Two Paths On Encountering ‘The Other’


Two rabbis affiliated with Yeshiva University are in the news this week, one delivering the opening prayer at the Republican National Convention in Tampa that will send a devout Mormon and devout Catholic off on the campaign trail, and the other criticized for expressing views that appear to be unaware or dismissive of the major positive changes toward Judaism within the Catholic Church of recent decades.

The different paths were taken by Rabbi Meir Soloveichik, the convention speaker and head of the Strauss Center for Torah and Western Thought at Yeshiva University, and Rabbi Hershel Schachter, the rosh yeshiva and eminent Talmudic authority at Yeshiva’s rabbinical school. Their divergent expressions underscore sharply some of the tensions within YU and the wider Orthodox community over encounters with other faiths, and varying interpretations of the views of their late, revered leader, Rabbi Joseph Soloveitchik, known simply as the Rav.

Rabbi Meir Soloveichik (the families spell their last names differently), a political conservative with friends in the Romney campaign, is in the ecumenical spotlight thanks to his invocation. He is said to be liberal in terms of opening his students to the world outside the beit midrash, or study hall. The center he directs is committed to exposing students to “the richness of human knowledge,” according to its mission statement. And he wrote an essay, “A Nation Under God: Jews, Christians and the American Public Square,” in which he argued for more interfaith dialogue when it comes social and political issues.

He cited as proof the writings of his great-uncle, the Rav, who is well known for opposing Jewish-Christian dialogue on theological issues. But as his great-nephew writes, “mostly overlooked in this discussion is a series of guidelines on interfaith dialogue authored by the Rav that groups religious Jews and Christians together and apart from the rest of world, uniting religious Jews and Christians by insisting that they communicate with each other in a basic moral language that is religious in nature, based on an ethics predicated on belief in God and in the distinctiveness, and spiritual nature, of the human being.”

Rabbi Schachter, the highly respected decisor and disciple of the Rav, wrote a dvar Torah recently in which he bemoaned Catholic proselytizing in Israel and noted the Catholic Church’s opposition to Zionism.

He makes reference as well to the Rav’s views against interfaith dialogue and criticizes those whom he claims “have ‘reintepreted’ his words to mean the exact opposite of what they really say.”

A group made up of 35 Jewish-Christian relations centers around the country charged that the essay was filled with errors, written in an inflammatory style and distorted historical facts. Several scholars asserted that the writer seemed not to take into account the sweeping and remarkable changes in Church attitudes toward Jews, Judaism and Israel since the Second Vatican Council of 1965.

The Anti-Defamation League’s national director, Abraham Foxman, weighed in, saying that it was “troubling that a religious figure and university academic who is well respected in the yeshiva world would publish such a distorted and error-filled text.” He called on the rabbi to publicly correct them.

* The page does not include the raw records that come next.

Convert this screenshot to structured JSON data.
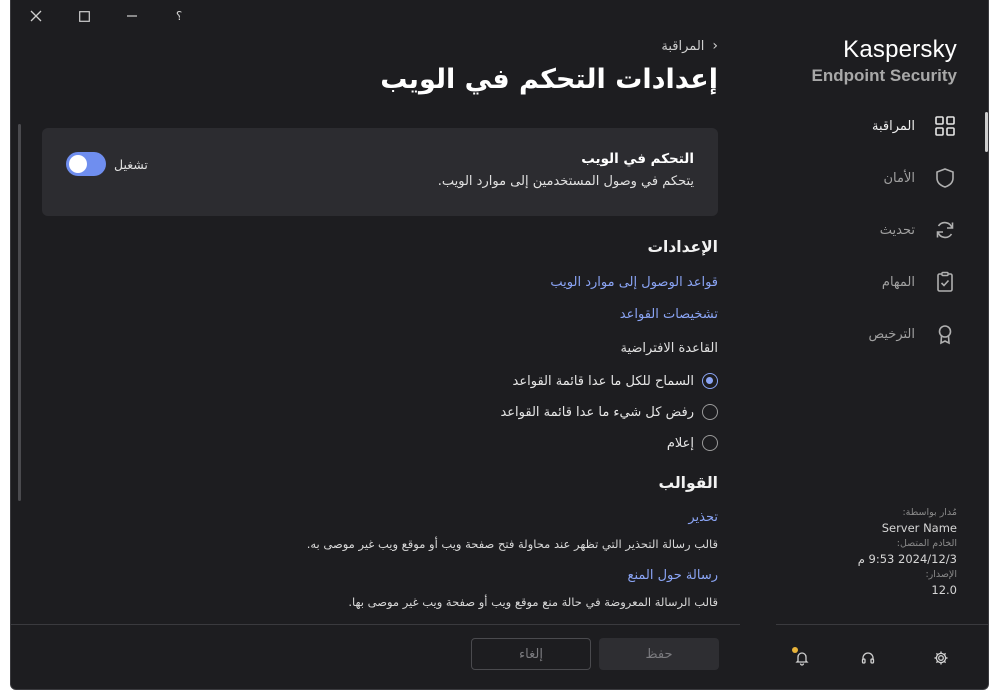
{
  "titlebar": {
    "close": "✕",
    "maximize": "☐",
    "minimize": "—",
    "help": "؟"
  },
  "brand": {
    "line1": "Kaspersky",
    "line2": "Endpoint Security"
  },
  "nav": [
    {
      "label": "المراقبة",
      "icon": "dashboard-icon",
      "active": true
    },
    {
      "label": "الأمان",
      "icon": "shield-icon"
    },
    {
      "label": "تحديث",
      "icon": "refresh-icon"
    },
    {
      "label": "المهام",
      "icon": "tasks-icon"
    },
    {
      "label": "الترخيص",
      "icon": "license-icon"
    }
  ],
  "server": {
    "managed_by_label": "مُدار بواسطة:",
    "managed_by_value": "Server Name",
    "connected_label": "الخادم المتصل:",
    "connected_value": "2024/12/3 9:53 م",
    "version_label": "الإصدار:",
    "version_value": "12.0"
  },
  "main": {
    "breadcrumb": "المراقبة",
    "title": "إعدادات التحكم في الويب",
    "card": {
      "title": "التحكم في الويب",
      "description": "يتحكم في وصول المستخدمين إلى موارد الويب.",
      "toggle_label": "تشغيل",
      "toggle_on": true
    },
    "settings_heading": "الإعدادات",
    "link_access_rules": "قواعد الوصول إلى موارد الويب",
    "link_rule_diagnostics": "تشخيصات القواعد",
    "default_rule_label": "القاعدة الافتراضية",
    "radio_options": [
      {
        "label": "السماح للكل ما عدا قائمة القواعد",
        "checked": true
      },
      {
        "label": "رفض كل شيء ما عدا قائمة القواعد",
        "checked": false
      },
      {
        "label": "إعلام",
        "checked": false
      }
    ],
    "templates_heading": "القوالب",
    "warning_link": "تحذير",
    "warning_desc": "قالب رسالة التحذير التي تظهر عند محاولة فتح صفحة ويب أو موقع ويب غير موصى به.",
    "block_link": "رسالة حول المنع",
    "block_desc": "قالب الرسالة المعروضة في حالة منع موقع ويب أو صفحة ويب غير موصى بها."
  },
  "footer": {
    "save": "حفظ",
    "cancel": "إلغاء"
  },
  "colors": {
    "accent": "#6f8eef",
    "link": "#8aa4f4",
    "background": "#1d1d20",
    "card": "#2c2c30",
    "notification_dot": "#e8b33a"
  }
}
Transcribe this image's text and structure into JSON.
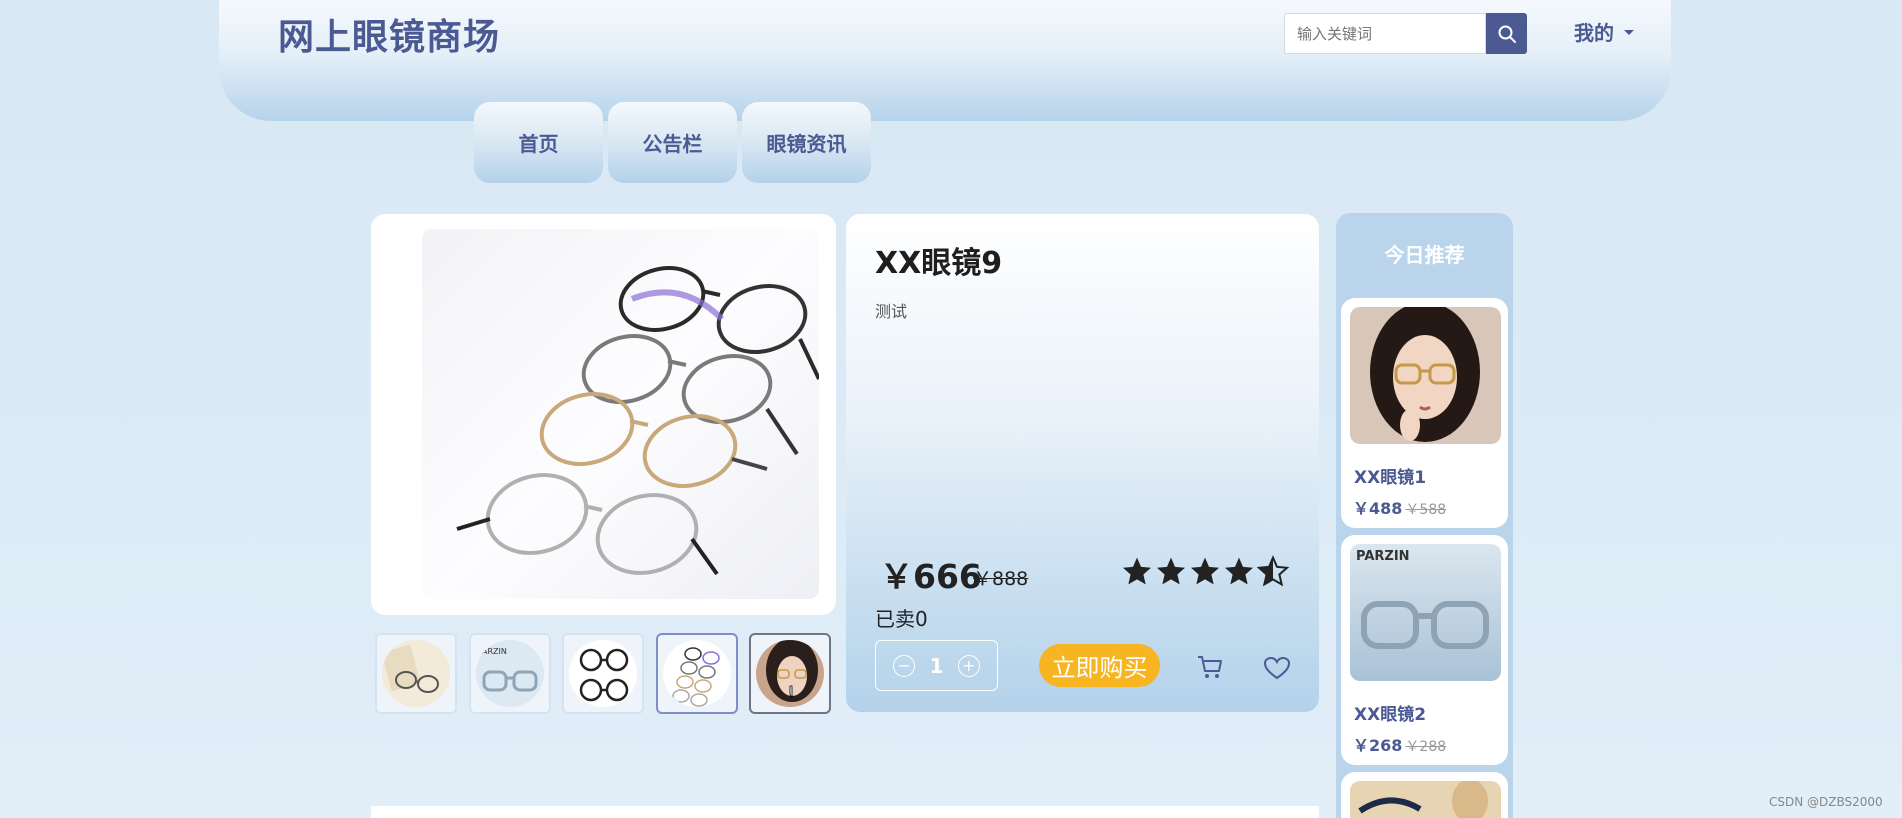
{
  "header": {
    "site_title": "网上眼镜商场",
    "search_placeholder": "输入关键词",
    "user_menu": "我的"
  },
  "nav": {
    "tabs": [
      "首页",
      "公告栏",
      "眼镜资讯"
    ]
  },
  "product": {
    "name": "XX眼镜9",
    "description": "测试",
    "price": "￥666",
    "original_price": "￥888",
    "rating": 4.5,
    "sold": "已卖0",
    "quantity": "1",
    "buy_label": "立即购买"
  },
  "thumbnails": [
    {
      "icon": "glasses-on-notebook"
    },
    {
      "icon": "clear-frame-glasses"
    },
    {
      "icon": "black-frame-glasses"
    },
    {
      "icon": "stacked-glasses"
    },
    {
      "icon": "model-portrait"
    }
  ],
  "recommend": {
    "title": "今日推荐",
    "items": [
      {
        "name": "XX眼镜1",
        "price": "￥488",
        "old_price": "￥588"
      },
      {
        "name": "XX眼镜2",
        "price": "￥268",
        "old_price": "￥288"
      }
    ],
    "brand_text": "PARZIN"
  },
  "watermark": "CSDN @DZBS2000",
  "colors": {
    "brand": "#4b5a93",
    "buy_button": "#f7b521",
    "background": "#d8e8f4"
  }
}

Ruth Langer, a professor of Jewish studies at Boston College and chair of the group of Jewish-Christian relations centers, noted that “there may be legitimate grounds for halachic discussions on the inner Jewish issues being raised, but they are complex and need discussion in an appropriate context and against a background of fact.”

Surely a better understanding between Christians and Jews is an antidote to the kind of false rhetoric that brings harm, whoever its target.